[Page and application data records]
──────────────────────────────
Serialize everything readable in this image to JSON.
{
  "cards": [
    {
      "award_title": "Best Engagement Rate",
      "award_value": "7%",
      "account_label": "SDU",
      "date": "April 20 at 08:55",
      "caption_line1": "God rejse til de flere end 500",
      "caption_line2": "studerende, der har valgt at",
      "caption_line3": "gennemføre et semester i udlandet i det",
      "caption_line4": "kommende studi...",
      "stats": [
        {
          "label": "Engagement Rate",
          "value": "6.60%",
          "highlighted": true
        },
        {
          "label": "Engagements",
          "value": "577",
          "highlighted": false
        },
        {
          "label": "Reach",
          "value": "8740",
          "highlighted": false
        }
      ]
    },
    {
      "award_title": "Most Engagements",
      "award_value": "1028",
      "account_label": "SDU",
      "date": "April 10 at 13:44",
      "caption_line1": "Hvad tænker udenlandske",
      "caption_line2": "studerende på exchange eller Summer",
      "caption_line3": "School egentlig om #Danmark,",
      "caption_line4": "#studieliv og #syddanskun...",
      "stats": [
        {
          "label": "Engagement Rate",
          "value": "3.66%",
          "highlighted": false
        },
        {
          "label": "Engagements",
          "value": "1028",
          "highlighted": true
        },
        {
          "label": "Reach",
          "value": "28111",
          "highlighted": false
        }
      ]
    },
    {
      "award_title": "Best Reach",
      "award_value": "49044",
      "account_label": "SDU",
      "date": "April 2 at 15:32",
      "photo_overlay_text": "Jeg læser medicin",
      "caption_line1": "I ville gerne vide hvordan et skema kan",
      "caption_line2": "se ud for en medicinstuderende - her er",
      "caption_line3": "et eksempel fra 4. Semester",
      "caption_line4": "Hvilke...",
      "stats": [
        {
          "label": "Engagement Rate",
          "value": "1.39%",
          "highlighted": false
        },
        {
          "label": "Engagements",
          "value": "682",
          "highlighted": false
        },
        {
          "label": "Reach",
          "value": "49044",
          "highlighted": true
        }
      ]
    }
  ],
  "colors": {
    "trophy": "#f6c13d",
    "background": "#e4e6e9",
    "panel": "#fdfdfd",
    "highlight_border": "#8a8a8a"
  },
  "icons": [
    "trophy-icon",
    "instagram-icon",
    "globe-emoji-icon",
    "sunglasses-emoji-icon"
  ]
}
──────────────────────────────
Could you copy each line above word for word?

- **Task result**
Serialize everything readable in this image to JSON.
{
  "cards": [
    {
      "award_title": "Best Engagement Rate",
      "award_value": "7%",
      "account_label": "SDU",
      "date": "April 20 at 08:55",
      "caption_line1": "God rejse til de flere end 500",
      "caption_line2": "studerende, der har valgt at",
      "caption_line3": "gennemføre et semester i udlandet i det",
      "caption_line4": "kommende studi...",
      "stats": [
        {
          "label": "Engagement Rate",
          "value": "6.60%",
          "highlighted": true
        },
        {
          "label": "Engagements",
          "value": "577",
          "highlighted": false
        },
        {
          "label": "Reach",
          "value": "8740",
          "highlighted": false
        }
      ]
    },
    {
      "award_title": "Most Engagements",
      "award_value": "1028",
      "account_label": "SDU",
      "date": "April 10 at 13:44",
      "caption_line1": "Hvad tænker udenlandske",
      "caption_line2": "studerende på exchange eller Summer",
      "caption_line3": "School egentlig om #Danmark,",
      "caption_line4": "#studieliv og #syddanskun...",
      "stats": [
        {
          "label": "Engagement Rate",
          "value": "3.66%",
          "highlighted": false
        },
        {
          "label": "Engagements",
          "value": "1028",
          "highlighted": true
        },
        {
          "label": "Reach",
          "value": "28111",
          "highlighted": false
        }
      ]
    },
    {
      "award_title": "Best Reach",
      "award_value": "49044",
      "account_label": "SDU",
      "date": "April 2 at 15:32",
      "photo_overlay_text": "Jeg læser medicin",
      "caption_line1": "I ville gerne vide hvordan et skema kan",
      "caption_line2": "se ud for en medicinstuderende - her er",
      "caption_line3": "et eksempel fra 4. Semester",
      "caption_line4": "Hvilke...",
      "stats": [
        {
          "label": "Engagement Rate",
          "value": "1.39%",
          "highlighted": false
        },
        {
          "label": "Engagements",
          "value": "682",
          "highlighted": false
        },
        {
          "label": "Reach",
          "value": "49044",
          "highlighted": true
        }
      ]
    }
  ],
  "colors": {
    "trophy": "#f6c13d",
    "background": "#e4e6e9",
    "panel": "#fdfdfd",
    "highlight_border": "#8a8a8a"
  },
  "icons": [
    "trophy-icon",
    "instagram-icon",
    "globe-emoji-icon",
    "sunglasses-emoji-icon"
  ]
}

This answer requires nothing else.